# Aim of the exercise:
Apart from the images, repeat the data below exactly as written.

# The records:
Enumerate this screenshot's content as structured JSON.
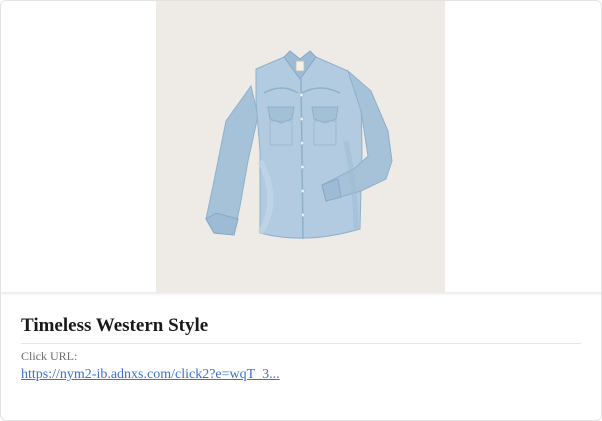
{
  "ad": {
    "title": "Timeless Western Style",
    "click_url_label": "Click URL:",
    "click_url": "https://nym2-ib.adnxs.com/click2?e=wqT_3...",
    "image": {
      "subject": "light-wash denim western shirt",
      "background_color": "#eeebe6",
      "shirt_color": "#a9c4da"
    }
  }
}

# Output below:
Enumerate this screenshot's content as structured JSON.
{
  "ad": {
    "title": "Timeless Western Style",
    "click_url_label": "Click URL:",
    "click_url": "https://nym2-ib.adnxs.com/click2?e=wqT_3...",
    "image": {
      "subject": "light-wash denim western shirt",
      "background_color": "#eeebe6",
      "shirt_color": "#a9c4da"
    }
  }
}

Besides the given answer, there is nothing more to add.